Task to complete
Give the records back exactly as written, but without the images.

• • • • • • •

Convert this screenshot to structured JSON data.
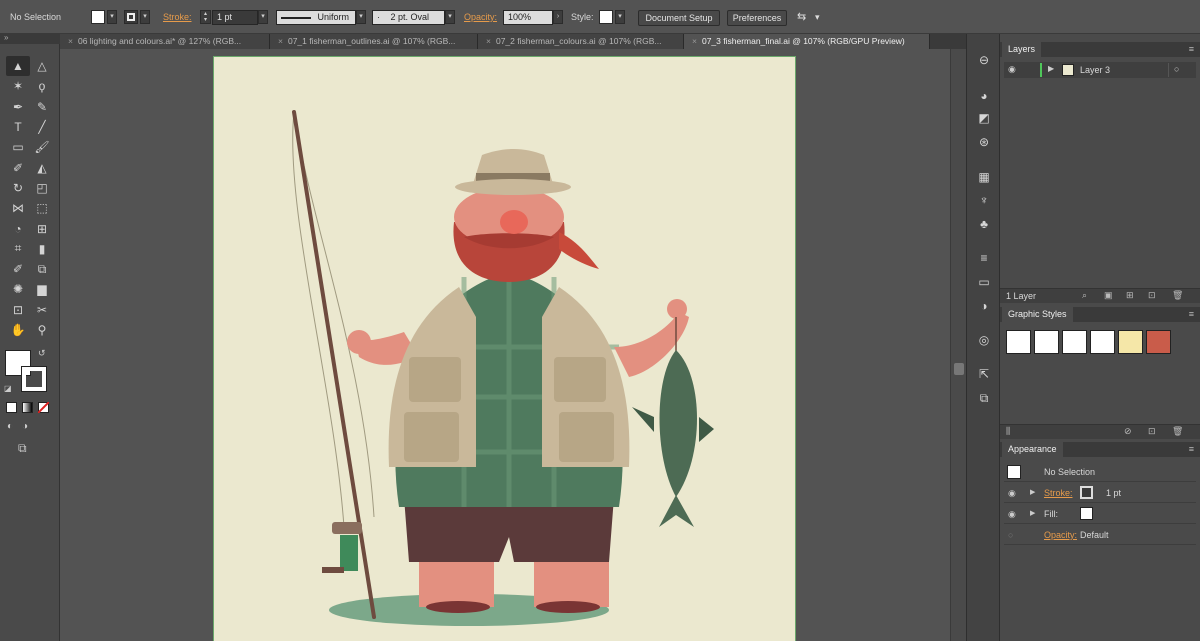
{
  "control_bar": {
    "selection_label": "No Selection",
    "stroke_label": "Stroke:",
    "stroke_weight": "1 pt",
    "stroke_profile": "Uniform",
    "brush": "2 pt. Oval",
    "opacity_label": "Opacity:",
    "opacity_value": "100%",
    "style_label": "Style:",
    "document_setup_button": "Document Setup",
    "preferences_button": "Preferences"
  },
  "tabs": [
    {
      "label": "06 lighting and colours.ai* @ 127% (RGB...",
      "active": false
    },
    {
      "label": "07_1 fisherman_outlines.ai @ 107% (RGB...",
      "active": false
    },
    {
      "label": "07_2 fisherman_colours.ai @ 107% (RGB...",
      "active": false
    },
    {
      "label": "07_3 fisherman_final.ai @ 107% (RGB/GPU Preview)",
      "active": true
    }
  ],
  "tools": [
    "selection-tool",
    "direct-selection-tool",
    "magic-wand-tool",
    "lasso-tool",
    "pen-tool",
    "curvature-tool",
    "type-tool",
    "line-tool",
    "rectangle-tool",
    "paintbrush-tool",
    "shaper-tool",
    "eraser-tool",
    "rotate-tool",
    "scale-tool",
    "width-tool",
    "free-transform-tool",
    "shape-builder-tool",
    "perspective-grid-tool",
    "mesh-tool",
    "gradient-tool",
    "eyedropper-tool",
    "blend-tool",
    "symbol-sprayer-tool",
    "column-graph-tool",
    "artboard-tool",
    "slice-tool",
    "hand-tool",
    "zoom-tool"
  ],
  "tool_glyphs": [
    "▲",
    "△",
    "✶",
    "ϙ",
    "✒",
    "✎",
    "T",
    "╱",
    "▭",
    "🖌",
    "✐",
    "◭",
    "↻",
    "◰",
    "⋈",
    "⬚",
    "◔",
    "⊞",
    "⌗",
    "▮",
    "✐",
    "⧉",
    "✺",
    "▆",
    "⊡",
    "✂",
    "✋",
    "⚲"
  ],
  "layers_panel": {
    "title": "Layers",
    "layer_name": "Layer 3",
    "layer_count": "1 Layer"
  },
  "graphic_styles_panel": {
    "title": "Graphic Styles"
  },
  "appearance_panel": {
    "title": "Appearance",
    "header": "No Selection",
    "stroke_label": "Stroke:",
    "stroke_value": "1 pt",
    "fill_label": "Fill:",
    "opacity_label": "Opacity:",
    "opacity_value": "Default"
  },
  "colors": {
    "artboard": "#ebe8cf",
    "ui_dark": "#535353",
    "accent_orange": "#e69b4b",
    "layer_color": "#4fc75a"
  }
}
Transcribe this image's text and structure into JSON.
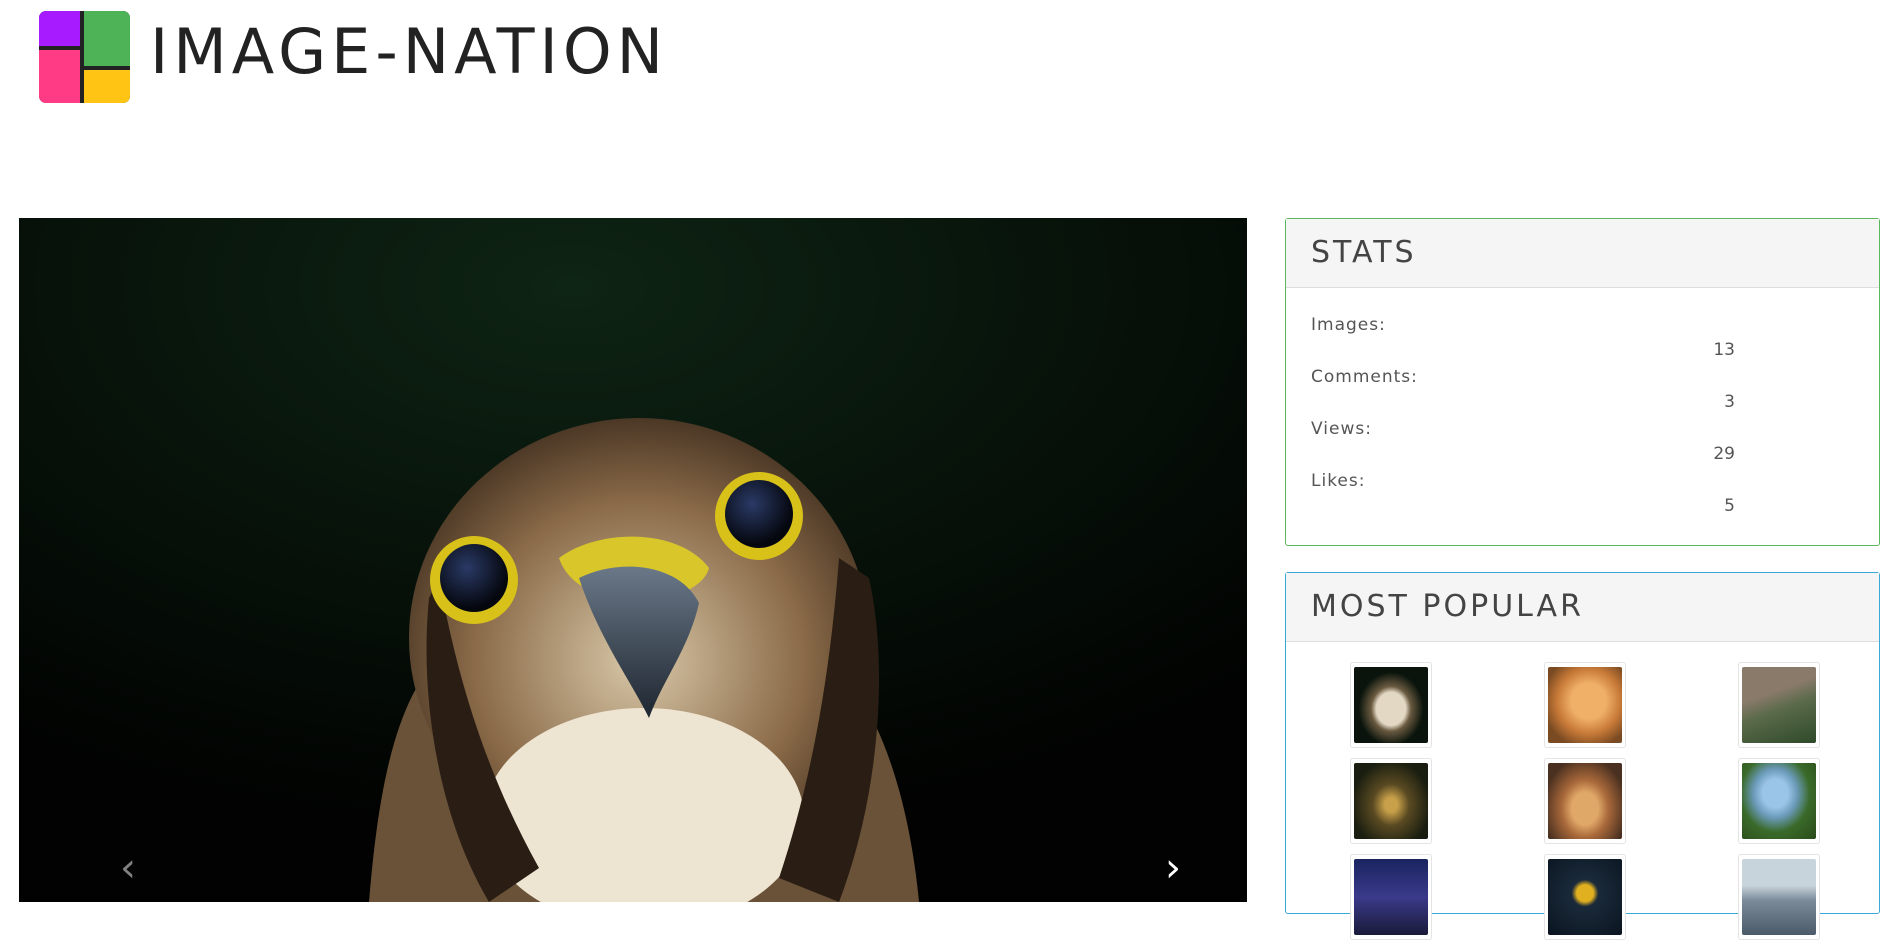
{
  "brand": {
    "name": "IMAGE-NATION",
    "logo_icon": "four-square-logo"
  },
  "carousel": {
    "prev_icon": "chevron-left-icon",
    "next_icon": "chevron-right-icon",
    "prev_glyph": "‹",
    "next_glyph": "›"
  },
  "stats": {
    "title": "STATS",
    "rows": [
      {
        "label": "Images:",
        "value": "13"
      },
      {
        "label": "Comments:",
        "value": "3"
      },
      {
        "label": "Views:",
        "value": "29"
      },
      {
        "label": "Likes:",
        "value": "5"
      }
    ]
  },
  "popular": {
    "title": "MOST POPULAR"
  },
  "colors": {
    "stats_border": "#5cb85c",
    "popular_border": "#3ca8d8",
    "logo_purple": "#a61bff",
    "logo_green": "#4db356",
    "logo_pink": "#ff3b86",
    "logo_yellow": "#ffc414"
  }
}
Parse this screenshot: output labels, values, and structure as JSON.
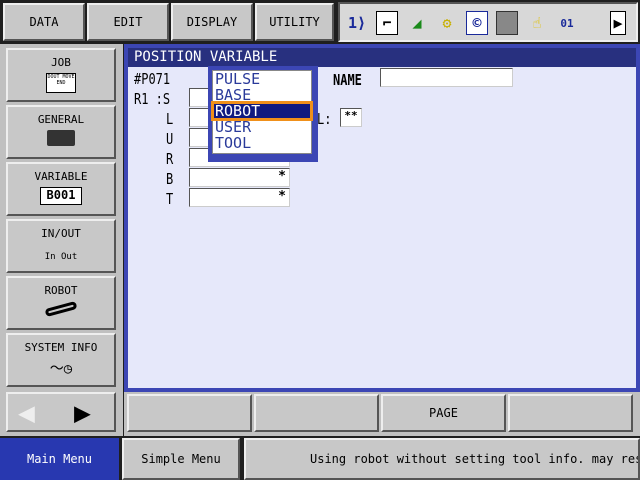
{
  "menu": [
    "DATA",
    "EDIT",
    "DISPLAY",
    "UTILITY"
  ],
  "status_icons": [
    "1-2-icon",
    "coordinate-icon",
    "speed-icon",
    "mode-icon",
    "teach-icon",
    "page-icon",
    "hand-icon",
    "tool-01-icon"
  ],
  "sidebar": [
    {
      "label": "JOB",
      "icon": "job-icon",
      "icon_text": "DOUT MOVE END"
    },
    {
      "label": "GENERAL",
      "icon": "general-icon"
    },
    {
      "label": "VARIABLE",
      "icon": "variable-icon",
      "icon_text": "B001"
    },
    {
      "label": "IN/OUT",
      "icon": "in-out-icon",
      "icon_text": "In  Out"
    },
    {
      "label": "ROBOT",
      "icon": "robot-icon"
    },
    {
      "label": "SYSTEM INFO",
      "icon": "system-info-icon"
    }
  ],
  "panel": {
    "title": "POSITION VARIABLE",
    "var_id": "#P071",
    "name_label": "NAME",
    "name_value": "",
    "axes": [
      {
        "label": "R1 :S",
        "value": ""
      },
      {
        "label": "L",
        "value": ""
      },
      {
        "label": "U",
        "value": ""
      },
      {
        "label": "R",
        "value": ""
      },
      {
        "label": "B",
        "value": "*"
      },
      {
        "label": "T",
        "value": "*"
      }
    ],
    "tool_label": "L:",
    "tool_value": "**",
    "dropdown": {
      "options": [
        "PULSE",
        "BASE",
        "ROBOT",
        "USER",
        "TOOL"
      ],
      "selected": "ROBOT"
    }
  },
  "bottom_buttons": [
    "",
    "",
    "PAGE",
    ""
  ],
  "footer": {
    "main_menu": "Main Menu",
    "simple_menu": "Simple Menu",
    "message": "Using robot without setting tool info. may resu"
  },
  "colors": {
    "accent": "#3c46b4",
    "title": "#28307f",
    "selection": "#101a80",
    "highlight": "#f0901a"
  }
}
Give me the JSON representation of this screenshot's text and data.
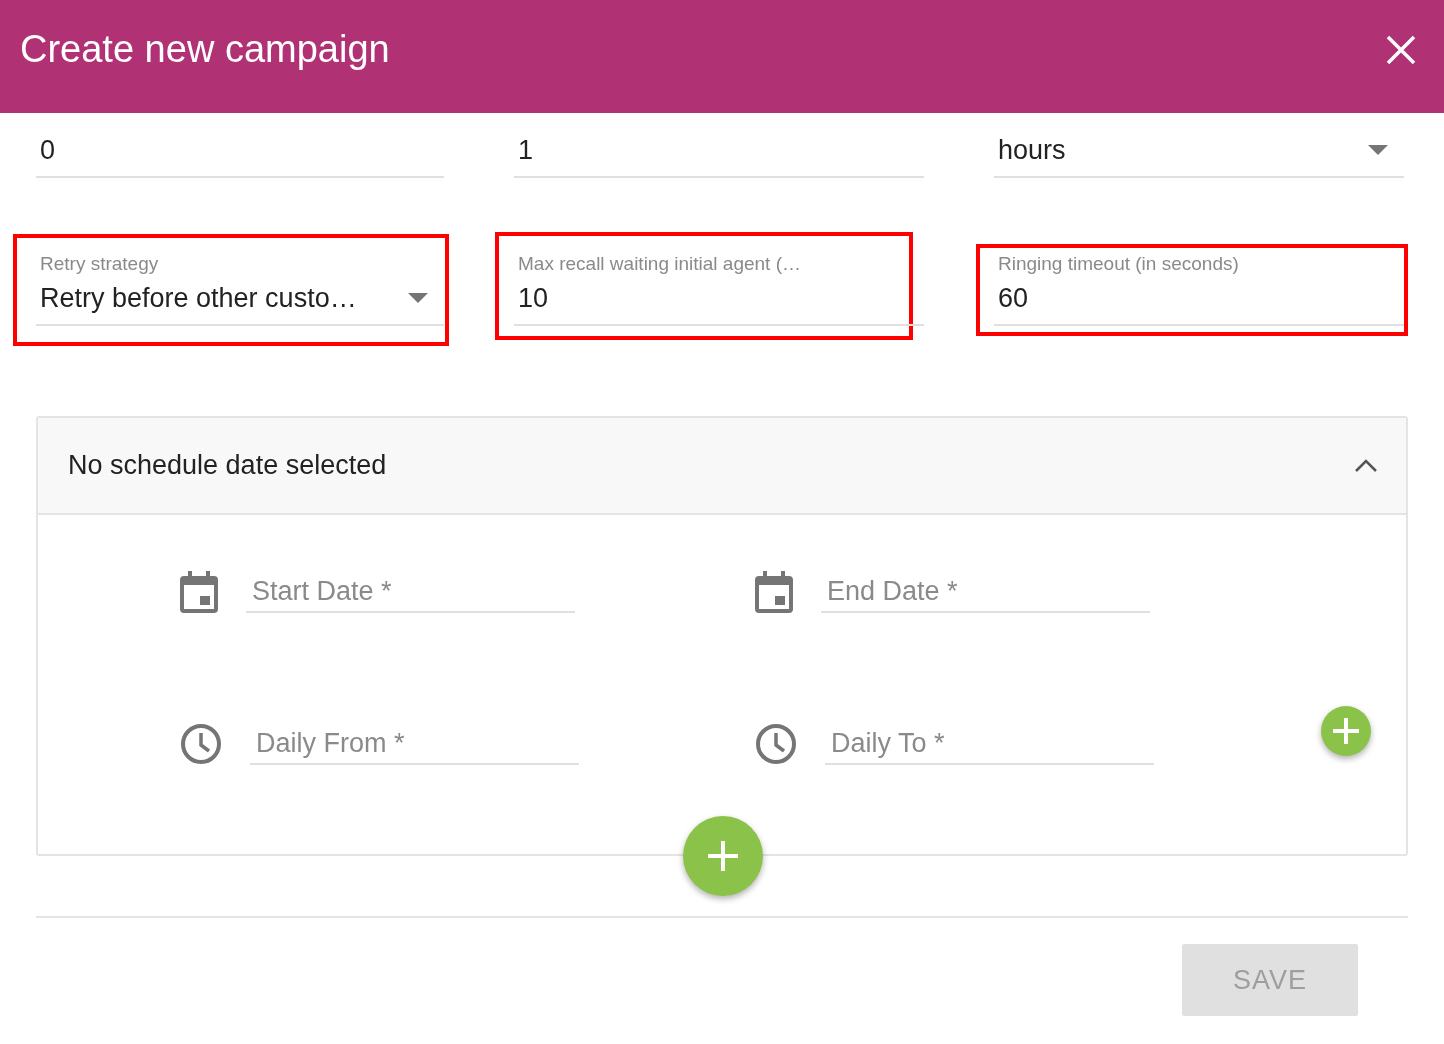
{
  "dialog": {
    "title": "Create new campaign"
  },
  "fields": [
    {
      "kind": "text",
      "value": "0",
      "highlighted": false
    },
    {
      "kind": "text",
      "value": "1",
      "highlighted": false
    },
    {
      "kind": "select",
      "value": "hours",
      "highlighted": false
    },
    {
      "kind": "select",
      "label": "Retry strategy",
      "value": "Retry before other custo…",
      "highlighted": true
    },
    {
      "kind": "text",
      "label": "Max recall waiting initial agent (…",
      "value": "10",
      "highlighted": true
    },
    {
      "kind": "text",
      "label": "Ringing timeout (in seconds)",
      "value": "60",
      "highlighted": true
    }
  ],
  "schedule": {
    "title": "No schedule date selected",
    "expanded": true,
    "inputs": [
      {
        "kind": "date",
        "placeholder": "Start Date *"
      },
      {
        "kind": "date",
        "placeholder": "End Date *"
      },
      {
        "kind": "time",
        "placeholder": "Daily From *"
      },
      {
        "kind": "time",
        "placeholder": "Daily To *"
      }
    ]
  },
  "save_button": {
    "label": "SAVE",
    "disabled": true
  }
}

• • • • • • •

Response box
Convert this screenshot to structured JSON data.
{
  "control_bar": {
    "selection_label": "No Selection",
    "stroke_label": "Stroke:",
    "stroke_weight": "1 pt",
    "stroke_profile": "Uniform",
    "brush": "2 pt. Oval",
    "opacity_label": "Opacity:",
    "opacity_value": "100%",
    "style_label": "Style:",
    "document_setup_button": "Document Setup",
    "preferences_button": "Preferences"
  },
  "tabs": [
    {
      "label": "06 lighting and colours.ai* @ 127% (RGB...",
      "active": false
    },
    {
      "label": "07_1 fisherman_outlines.ai @ 107% (RGB...",
      "active": false
    },
    {
      "label": "07_2 fisherman_colours.ai @ 107% (RGB...",
      "active": false
    },
    {
      "label": "07_3 fisherman_final.ai @ 107% (RGB/GPU Preview)",
      "active": true
    }
  ],
  "tools": [
    "selection-tool",
    "direct-selection-tool",
    "magic-wand-tool",
    "lasso-tool",
    "pen-tool",
    "curvature-tool",
    "type-tool",
    "line-tool",
    "rectangle-tool",
    "paintbrush-tool",
    "shaper-tool",
    "eraser-tool",
    "rotate-tool",
    "scale-tool",
    "width-tool",
    "free-transform-tool",
    "shape-builder-tool",
    "perspective-grid-tool",
    "mesh-tool",
    "gradient-tool",
    "eyedropper-tool",
    "blend-tool",
    "symbol-sprayer-tool",
    "column-graph-tool",
    "artboard-tool",
    "slice-tool",
    "hand-tool",
    "zoom-tool"
  ],
  "tool_glyphs": [
    "▲",
    "△",
    "✶",
    "ϙ",
    "✒",
    "✎",
    "T",
    "╱",
    "▭",
    "🖌",
    "✐",
    "◭",
    "↻",
    "◰",
    "⋈",
    "⬚",
    "◔",
    "⊞",
    "⌗",
    "▮",
    "✐",
    "⧉",
    "✺",
    "▆",
    "⊡",
    "✂",
    "✋",
    "⚲"
  ],
  "layers_panel": {
    "title": "Layers",
    "layer_name": "Layer 3",
    "layer_count": "1 Layer"
  },
  "graphic_styles_panel": {
    "title": "Graphic Styles"
  },
  "appearance_panel": {
    "title": "Appearance",
    "header": "No Selection",
    "stroke_label": "Stroke:",
    "stroke_value": "1 pt",
    "fill_label": "Fill:",
    "opacity_label": "Opacity:",
    "opacity_value": "Default"
  },
  "colors": {
    "artboard": "#ebe8cf",
    "ui_dark": "#535353",
    "accent_orange": "#e69b4b",
    "layer_color": "#4fc75a"
  }
}
Transcribe this image's text and structure into JSON.
{
  "brand": {
    "name": "IMAGE-NATION",
    "logo_icon": "four-square-logo"
  },
  "carousel": {
    "prev_icon": "chevron-left-icon",
    "next_icon": "chevron-right-icon",
    "prev_glyph": "‹",
    "next_glyph": "›"
  },
  "stats": {
    "title": "STATS",
    "rows": [
      {
        "label": "Images:",
        "value": "13"
      },
      {
        "label": "Comments:",
        "value": "3"
      },
      {
        "label": "Views:",
        "value": "29"
      },
      {
        "label": "Likes:",
        "value": "5"
      }
    ]
  },
  "popular": {
    "title": "MOST POPULAR"
  },
  "colors": {
    "stats_border": "#5cb85c",
    "popular_border": "#3ca8d8",
    "logo_purple": "#a61bff",
    "logo_green": "#4db356",
    "logo_pink": "#ff3b86",
    "logo_yellow": "#ffc414"
  }
}
Parse this screenshot: output labels, values, and structure as JSON.
{
  "menu": [
    "DATA",
    "EDIT",
    "DISPLAY",
    "UTILITY"
  ],
  "status_icons": [
    "1-2-icon",
    "coordinate-icon",
    "speed-icon",
    "mode-icon",
    "teach-icon",
    "page-icon",
    "hand-icon",
    "tool-01-icon"
  ],
  "sidebar": [
    {
      "label": "JOB",
      "icon": "job-icon",
      "icon_text": "DOUT MOVE END"
    },
    {
      "label": "GENERAL",
      "icon": "general-icon"
    },
    {
      "label": "VARIABLE",
      "icon": "variable-icon",
      "icon_text": "B001"
    },
    {
      "label": "IN/OUT",
      "icon": "in-out-icon",
      "icon_text": "In  Out"
    },
    {
      "label": "ROBOT",
      "icon": "robot-icon"
    },
    {
      "label": "SYSTEM INFO",
      "icon": "system-info-icon"
    }
  ],
  "panel": {
    "title": "POSITION VARIABLE",
    "var_id": "#P071",
    "name_label": "NAME",
    "name_value": "",
    "axes": [
      {
        "label": "R1 :S",
        "value": ""
      },
      {
        "label": "L",
        "value": ""
      },
      {
        "label": "U",
        "value": ""
      },
      {
        "label": "R",
        "value": ""
      },
      {
        "label": "B",
        "value": "*"
      },
      {
        "label": "T",
        "value": "*"
      }
    ],
    "tool_label": "L:",
    "tool_value": "**",
    "dropdown": {
      "options": [
        "PULSE",
        "BASE",
        "ROBOT",
        "USER",
        "TOOL"
      ],
      "selected": "ROBOT"
    }
  },
  "bottom_buttons": [
    "",
    "",
    "PAGE",
    ""
  ],
  "footer": {
    "main_menu": "Main Menu",
    "simple_menu": "Simple Menu",
    "message": "Using robot without setting tool info. may resu"
  },
  "colors": {
    "accent": "#3c46b4",
    "title": "#28307f",
    "selection": "#101a80",
    "highlight": "#f0901a"
  }
}
Give me the JSON representation of this screenshot's text and data.
{
  "dialog": {
    "title": "Create new campaign"
  },
  "fields": [
    {
      "kind": "text",
      "value": "0",
      "highlighted": false
    },
    {
      "kind": "text",
      "value": "1",
      "highlighted": false
    },
    {
      "kind": "select",
      "value": "hours",
      "highlighted": false
    },
    {
      "kind": "select",
      "label": "Retry strategy",
      "value": "Retry before other custo…",
      "highlighted": true
    },
    {
      "kind": "text",
      "label": "Max recall waiting initial agent (…",
      "value": "10",
      "highlighted": true
    },
    {
      "kind": "text",
      "label": "Ringing timeout (in seconds)",
      "value": "60",
      "highlighted": true
    }
  ],
  "schedule": {
    "title": "No schedule date selected",
    "expanded": true,
    "inputs": [
      {
        "kind": "date",
        "placeholder": "Start Date *"
      },
      {
        "kind": "date",
        "placeholder": "End Date *"
      },
      {
        "kind": "time",
        "placeholder": "Daily From *"
      },
      {
        "kind": "time",
        "placeholder": "Daily To *"
      }
    ]
  },
  "save_button": {
    "label": "SAVE",
    "disabled": true
  }
}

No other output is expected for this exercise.